Some will call this a partisan vendetta, others will say this is an unimportant distraction to the plans of the incoming Congress. But this is not about political gamesmanship.

I am not willing to put any political party before my principles.

This, instead, is about beginning the long road back to regaining the high standards of truth and democracy upon which our great country was founded.

Mr. Speaker:

Under the standards set by the United States Constitution, President Bush, along with Vice President Cheney, and Secretary of State Rice, should be subject to the process of impeachment, and I have filed H. Res.1106 in the House of Representatives.

To my fellow Americans, as I leave this Congress, it is in your hands to hold your representatives accountable, and to show those with the courage to stand for what is right, that they do not stand alone.

Thank you.
No, Congresswoman. Thank YOU.

Thanks also to APN and Matthew Cardinale for covering this development honestly, unlike some so-called news services which have covered it otherwise, and some other so-called news services which have not covered it at all.

Further thanks to Matt Pascarella, who has more, including the following:
Article I states that President Bush has failed to preserve, protect and defend the constitution. Specifically cited in this article is the charge that Bush has manipulated intelligence and lied to justify war: “George Walker Bush … in preparing the invasion of Iraq, did withhold intelligence from the Congress, by refusing to provide Congress with the full intelligence picture that he was being given, by redacting information … and actively manipulating the intelligence on Iraq’s alleged weapons programs by pressuring the Central Intelligence Agency and other intelligence agencies.”
Article II, “Abuse of office and of executive privilege,” states that President Bush has disregarded his oath of office by “obstructing and hindering the work of Congressional investigative bodies and by seeking to expand the scope of the powers of his office.” The President has “failed to take responsibility for, investigate or discipline those responsible for an ongoing pattern of negligence, incompetence and malfeasance to the detriment of the American people.”

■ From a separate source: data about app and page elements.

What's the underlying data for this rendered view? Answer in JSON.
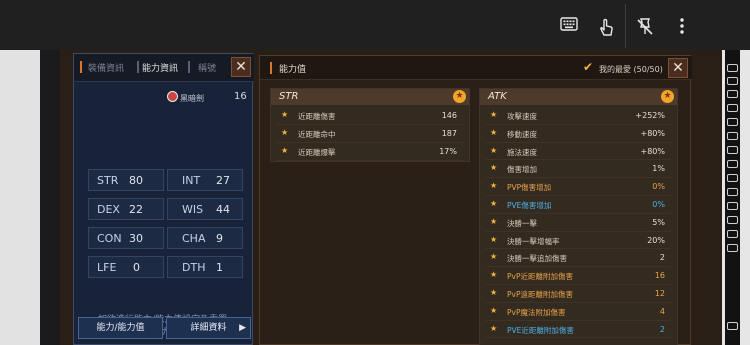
{
  "toolbar": {
    "icons": [
      "keyboard-icon",
      "touch-icon",
      "pin-off-icon",
      "more-vert-icon"
    ]
  },
  "left_panel": {
    "tabs": [
      {
        "label": "裝備資訊"
      },
      {
        "label": "能力資訊"
      },
      {
        "label": "稱號"
      }
    ],
    "class_label": "黑暗劍",
    "level": "16",
    "stats": [
      {
        "name": "STR",
        "value": "80"
      },
      {
        "name": "INT",
        "value": "27"
      },
      {
        "name": "DEX",
        "value": "22"
      },
      {
        "name": "WIS",
        "value": "44"
      },
      {
        "name": "CON",
        "value": "30"
      },
      {
        "name": "CHA",
        "value": "9"
      },
      {
        "name": "LFE",
        "value": "0"
      },
      {
        "name": "DTH",
        "value": "1"
      }
    ],
    "hint_line1": "如欲進行能力/能力值設定及重置,",
    "hint_line2": "請點擊下方能力/能力值按鈕.",
    "button_ability": "能力/能力值",
    "button_details": "詳細資料"
  },
  "right_panel": {
    "title": "能力值",
    "favorites_label": "我的最愛 (50/50)",
    "str_section": {
      "title": "STR",
      "rows": [
        {
          "label": "近距離傷害",
          "value": "146"
        },
        {
          "label": "近距離命中",
          "value": "187"
        },
        {
          "label": "近距離爆擊",
          "value": "17%"
        }
      ]
    },
    "atk_section": {
      "title": "ATK",
      "rows": [
        {
          "label": "攻擊速度",
          "value": "+252%",
          "color": "#d7ccbd"
        },
        {
          "label": "移動速度",
          "value": "+80%",
          "color": "#d7ccbd"
        },
        {
          "label": "施法速度",
          "value": "+80%",
          "color": "#d7ccbd"
        },
        {
          "label": "傷害增加",
          "value": "1%",
          "color": "#d7ccbd"
        },
        {
          "label": "PVP傷害增加",
          "value": "0%",
          "color": "#e8a34a"
        },
        {
          "label": "PVE傷害增加",
          "value": "0%",
          "color": "#4fb0e6"
        },
        {
          "label": "決勝一擊",
          "value": "5%",
          "color": "#d7ccbd"
        },
        {
          "label": "決勝一擊增幅率",
          "value": "20%",
          "color": "#d7ccbd"
        },
        {
          "label": "決勝一擊追加傷害",
          "value": "2",
          "color": "#d7ccbd"
        },
        {
          "label": "PvP近距離附加傷害",
          "value": "16",
          "color": "#e8a34a"
        },
        {
          "label": "PvP遠距離附加傷害",
          "value": "12",
          "color": "#e8a34a"
        },
        {
          "label": "PvP魔法附加傷害",
          "value": "4",
          "color": "#e8a34a"
        },
        {
          "label": "PVE近距離附加傷害",
          "value": "2",
          "color": "#4fb0e6"
        }
      ]
    }
  },
  "colors": {
    "accent_gold": "#f2a42b",
    "pvp_orange": "#e8a34a",
    "pve_blue": "#4fb0e6"
  }
}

This article continues by indicting Vice President Dick Cheney and Secretary of State Condoleezza Rice, in their actions to manipulate or “fix” intelligence and mislead the public about Iraq’s weapons programs. Ultimately, this article calls not only for Bush’s impeachment and removal from office but also asks the same actions to be taken against Cheney and Rice.

Article III states that President Bush has failed to “ensure the laws are faithfully executed” and that he has “violated the letter and spirit of laws and rules of criminal procedure used by civilian and military courts, and has violated or ignored regulatory codes and practices that carry out the law.”

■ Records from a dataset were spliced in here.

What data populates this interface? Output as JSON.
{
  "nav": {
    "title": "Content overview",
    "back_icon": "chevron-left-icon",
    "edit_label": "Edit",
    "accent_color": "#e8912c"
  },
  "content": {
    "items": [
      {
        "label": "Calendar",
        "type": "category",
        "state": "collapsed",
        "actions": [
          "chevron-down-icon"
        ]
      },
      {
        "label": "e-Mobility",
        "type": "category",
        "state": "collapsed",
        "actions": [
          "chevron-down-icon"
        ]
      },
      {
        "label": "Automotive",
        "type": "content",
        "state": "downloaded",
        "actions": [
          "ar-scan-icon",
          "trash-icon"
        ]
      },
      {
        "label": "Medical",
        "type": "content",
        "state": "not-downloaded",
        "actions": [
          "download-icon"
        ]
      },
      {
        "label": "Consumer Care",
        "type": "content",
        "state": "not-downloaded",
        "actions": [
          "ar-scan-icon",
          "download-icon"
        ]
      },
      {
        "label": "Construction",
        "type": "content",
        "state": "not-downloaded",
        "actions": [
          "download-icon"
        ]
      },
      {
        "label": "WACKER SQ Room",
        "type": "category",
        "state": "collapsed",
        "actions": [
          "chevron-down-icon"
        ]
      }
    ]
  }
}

Specifically, McKinney cites illegal domestic spying as a result of failing to obtain warrants thereby subverting congress and the judiciary in the process: “… by circumventing the Foreign Intelligence Surveillance Act courts established by Congress, whose express purpose is to check such abuses of executive power, provoking the presiding judge of the Foreign Intelligence Surveillance Court to file a complaint and another judge to resign in protest, the said program having been subsequently ruled illegal; he has also concealed the existence of this unlawful program of spying on American citizens from the people and all but a few of their representatives in Congress, even resorting to outright public deceit.”
While the staff was editing the document, one advisor told me, “As we sat down and worked on this, a pattern became very clear … a pattern to specifically undermine the constitution and establish a unitary presidency.”
“What do you think they are going to do to me this time?” she asks her staff. Everyone uncomfortably shifts in their seats and after no answer comes McKinney explains, “We have to do this because this is simply the right thing to do. The American people do want to hold this man and his office accountable for the crimes they have committed and if no member of Congress is willing to do it, then I will.”